▶ _Source data_:

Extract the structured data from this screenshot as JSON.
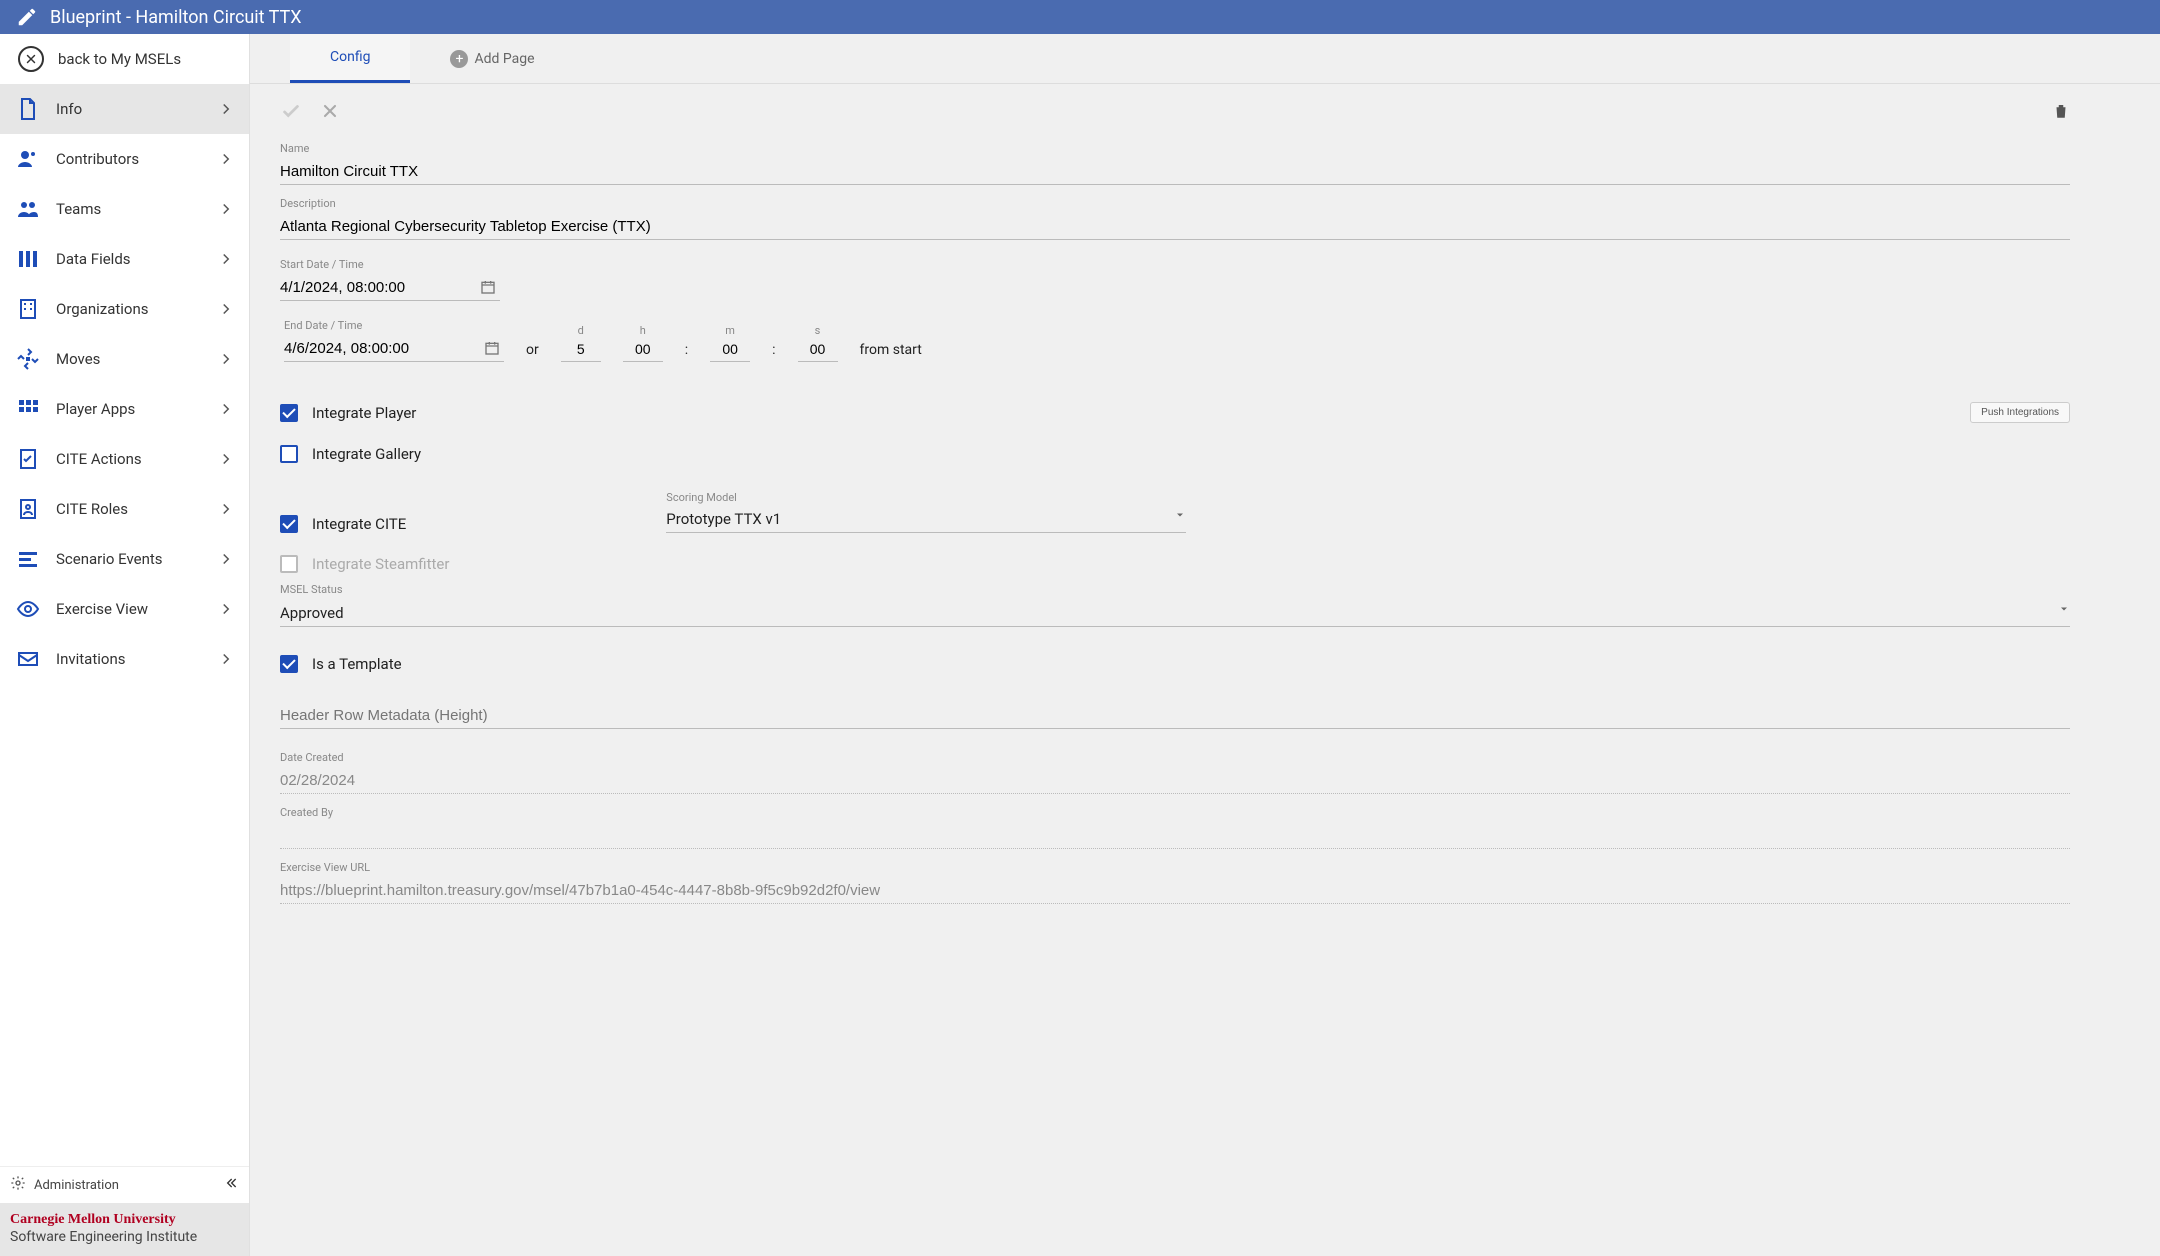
{
  "header": {
    "title": "Blueprint - Hamilton Circuit TTX"
  },
  "sidebar": {
    "back_label": "back to My MSELs",
    "items": [
      {
        "key": "info",
        "label": "Info",
        "active": true
      },
      {
        "key": "contributors",
        "label": "Contributors"
      },
      {
        "key": "teams",
        "label": "Teams"
      },
      {
        "key": "datafields",
        "label": "Data Fields"
      },
      {
        "key": "organizations",
        "label": "Organizations"
      },
      {
        "key": "moves",
        "label": "Moves"
      },
      {
        "key": "playerapps",
        "label": "Player Apps"
      },
      {
        "key": "citeactions",
        "label": "CITE Actions"
      },
      {
        "key": "citeroles",
        "label": "CITE Roles"
      },
      {
        "key": "scenarioevents",
        "label": "Scenario Events"
      },
      {
        "key": "exerciseview",
        "label": "Exercise View"
      },
      {
        "key": "invitations",
        "label": "Invitations"
      }
    ],
    "admin_label": "Administration",
    "brand_line1": "Carnegie Mellon University",
    "brand_line2": "Software Engineering Institute"
  },
  "tabs": {
    "config_label": "Config",
    "add_page_label": "Add Page"
  },
  "form": {
    "name_label": "Name",
    "name_value": "Hamilton Circuit TTX",
    "desc_label": "Description",
    "desc_value": "Atlanta Regional Cybersecurity Tabletop Exercise (TTX)",
    "start_label": "Start Date / Time",
    "start_value": "4/1/2024, 08:00:00",
    "end_label": "End Date / Time",
    "end_value": "4/6/2024, 08:00:00",
    "or_label": "or",
    "d_label": "d",
    "d_value": "5",
    "h_label": "h",
    "h_value": "00",
    "m_label": "m",
    "m_value": "00",
    "s_label": "s",
    "s_value": "00",
    "from_start_label": "from start",
    "integrate_player_label": "Integrate Player",
    "integrate_gallery_label": "Integrate Gallery",
    "integrate_cite_label": "Integrate CITE",
    "integrate_steamfitter_label": "Integrate Steamfitter",
    "push_integrations_label": "Push Integrations",
    "scoring_model_label": "Scoring Model",
    "scoring_model_value": "Prototype TTX v1",
    "msel_status_label": "MSEL Status",
    "msel_status_value": "Approved",
    "is_template_label": "Is a Template",
    "header_meta_placeholder": "Header Row Metadata (Height)",
    "date_created_label": "Date Created",
    "date_created_value": "02/28/2024",
    "created_by_label": "Created By",
    "created_by_value": "",
    "exercise_url_label": "Exercise View URL",
    "exercise_url_value": "https://blueprint.hamilton.treasury.gov/msel/47b7b1a0-454c-4447-8b8b-9f5c9b92d2f0/view"
  }
}
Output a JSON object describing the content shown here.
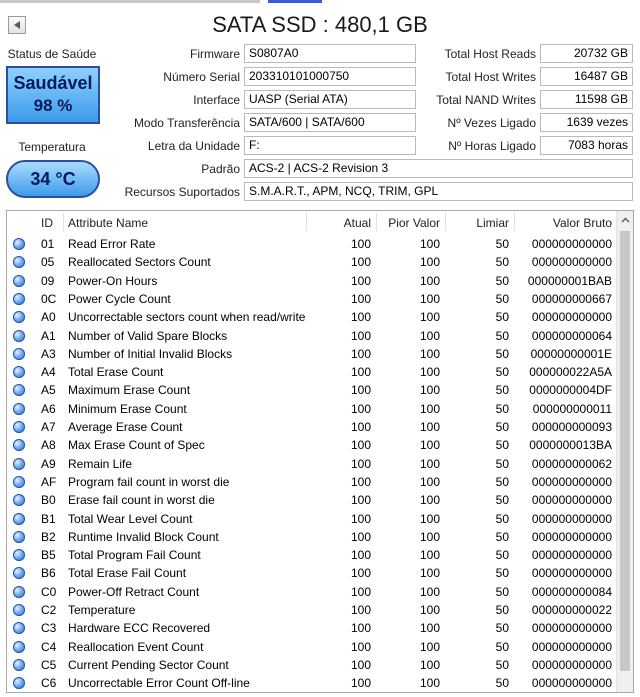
{
  "window": {
    "title": "SATA SSD : 480,1 GB"
  },
  "health": {
    "label": "Status de Saúde",
    "status": "Saudável",
    "percent": "98 %"
  },
  "temperature": {
    "label": "Temperatura",
    "value": "34 °C"
  },
  "info": {
    "firmware": {
      "label": "Firmware",
      "value": "S0807A0"
    },
    "serial": {
      "label": "Número Serial",
      "value": "203310101000750"
    },
    "interface": {
      "label": "Interface",
      "value": "UASP (Serial ATA)"
    },
    "transfer_mode": {
      "label": "Modo Transferência",
      "value": "SATA/600 | SATA/600"
    },
    "drive_letter": {
      "label": "Letra da Unidade",
      "value": "F:"
    },
    "standard": {
      "label": "Padrão",
      "value": "ACS-2 | ACS-2 Revision 3"
    },
    "features": {
      "label": "Recursos Suportados",
      "value": "S.M.A.R.T., APM, NCQ, TRIM, GPL"
    }
  },
  "stats": {
    "host_reads": {
      "label": "Total Host Reads",
      "value": "20732 GB"
    },
    "host_writes": {
      "label": "Total Host Writes",
      "value": "16487 GB"
    },
    "nand_writes": {
      "label": "Total NAND Writes",
      "value": "11598 GB"
    },
    "power_on_count": {
      "label": "Nº Vezes Ligado",
      "value": "1639 vezes"
    },
    "power_on_hours": {
      "label": "Nº Horas Ligado",
      "value": "7083 horas"
    }
  },
  "table": {
    "headers": {
      "id": "ID",
      "name": "Attribute Name",
      "current": "Atual",
      "worst": "Pior Valor",
      "threshold": "Limiar",
      "raw": "Valor Bruto"
    },
    "rows": [
      {
        "id": "01",
        "name": "Read Error Rate",
        "current": "100",
        "worst": "100",
        "threshold": "50",
        "raw": "000000000000"
      },
      {
        "id": "05",
        "name": "Reallocated Sectors Count",
        "current": "100",
        "worst": "100",
        "threshold": "50",
        "raw": "000000000000"
      },
      {
        "id": "09",
        "name": "Power-On Hours",
        "current": "100",
        "worst": "100",
        "threshold": "50",
        "raw": "000000001BAB"
      },
      {
        "id": "0C",
        "name": "Power Cycle Count",
        "current": "100",
        "worst": "100",
        "threshold": "50",
        "raw": "000000000667"
      },
      {
        "id": "A0",
        "name": "Uncorrectable sectors count when read/write",
        "current": "100",
        "worst": "100",
        "threshold": "50",
        "raw": "000000000000"
      },
      {
        "id": "A1",
        "name": "Number of Valid Spare Blocks",
        "current": "100",
        "worst": "100",
        "threshold": "50",
        "raw": "000000000064"
      },
      {
        "id": "A3",
        "name": "Number of Initial Invalid Blocks",
        "current": "100",
        "worst": "100",
        "threshold": "50",
        "raw": "00000000001E"
      },
      {
        "id": "A4",
        "name": "Total Erase Count",
        "current": "100",
        "worst": "100",
        "threshold": "50",
        "raw": "000000022A5A"
      },
      {
        "id": "A5",
        "name": "Maximum Erase Count",
        "current": "100",
        "worst": "100",
        "threshold": "50",
        "raw": "0000000004DF"
      },
      {
        "id": "A6",
        "name": "Minimum Erase Count",
        "current": "100",
        "worst": "100",
        "threshold": "50",
        "raw": "000000000011"
      },
      {
        "id": "A7",
        "name": "Average Erase Count",
        "current": "100",
        "worst": "100",
        "threshold": "50",
        "raw": "000000000093"
      },
      {
        "id": "A8",
        "name": "Max Erase Count of Spec",
        "current": "100",
        "worst": "100",
        "threshold": "50",
        "raw": "0000000013BA"
      },
      {
        "id": "A9",
        "name": "Remain Life",
        "current": "100",
        "worst": "100",
        "threshold": "50",
        "raw": "000000000062"
      },
      {
        "id": "AF",
        "name": "Program fail count in worst die",
        "current": "100",
        "worst": "100",
        "threshold": "50",
        "raw": "000000000000"
      },
      {
        "id": "B0",
        "name": "Erase fail count in worst die",
        "current": "100",
        "worst": "100",
        "threshold": "50",
        "raw": "000000000000"
      },
      {
        "id": "B1",
        "name": "Total Wear Level Count",
        "current": "100",
        "worst": "100",
        "threshold": "50",
        "raw": "000000000000"
      },
      {
        "id": "B2",
        "name": "Runtime Invalid Block Count",
        "current": "100",
        "worst": "100",
        "threshold": "50",
        "raw": "000000000000"
      },
      {
        "id": "B5",
        "name": "Total Program Fail Count",
        "current": "100",
        "worst": "100",
        "threshold": "50",
        "raw": "000000000000"
      },
      {
        "id": "B6",
        "name": "Total Erase Fail Count",
        "current": "100",
        "worst": "100",
        "threshold": "50",
        "raw": "000000000000"
      },
      {
        "id": "C0",
        "name": "Power-Off Retract Count",
        "current": "100",
        "worst": "100",
        "threshold": "50",
        "raw": "000000000084"
      },
      {
        "id": "C2",
        "name": "Temperature",
        "current": "100",
        "worst": "100",
        "threshold": "50",
        "raw": "000000000022"
      },
      {
        "id": "C3",
        "name": "Hardware ECC Recovered",
        "current": "100",
        "worst": "100",
        "threshold": "50",
        "raw": "000000000000"
      },
      {
        "id": "C4",
        "name": "Reallocation Event Count",
        "current": "100",
        "worst": "100",
        "threshold": "50",
        "raw": "000000000000"
      },
      {
        "id": "C5",
        "name": "Current Pending Sector Count",
        "current": "100",
        "worst": "100",
        "threshold": "50",
        "raw": "000000000000"
      },
      {
        "id": "C6",
        "name": "Uncorrectable Error Count Off-line",
        "current": "100",
        "worst": "100",
        "threshold": "50",
        "raw": "000000000000"
      }
    ]
  },
  "icons": {
    "back": "back-arrow-icon",
    "status_dot": "status-good-dot-icon",
    "scroll_up": "chevron-up-icon"
  },
  "colors": {
    "accent": "#3d9be9",
    "border": "#2b4f9e"
  }
}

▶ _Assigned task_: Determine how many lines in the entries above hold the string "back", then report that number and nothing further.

▶ _Result of this task_: 2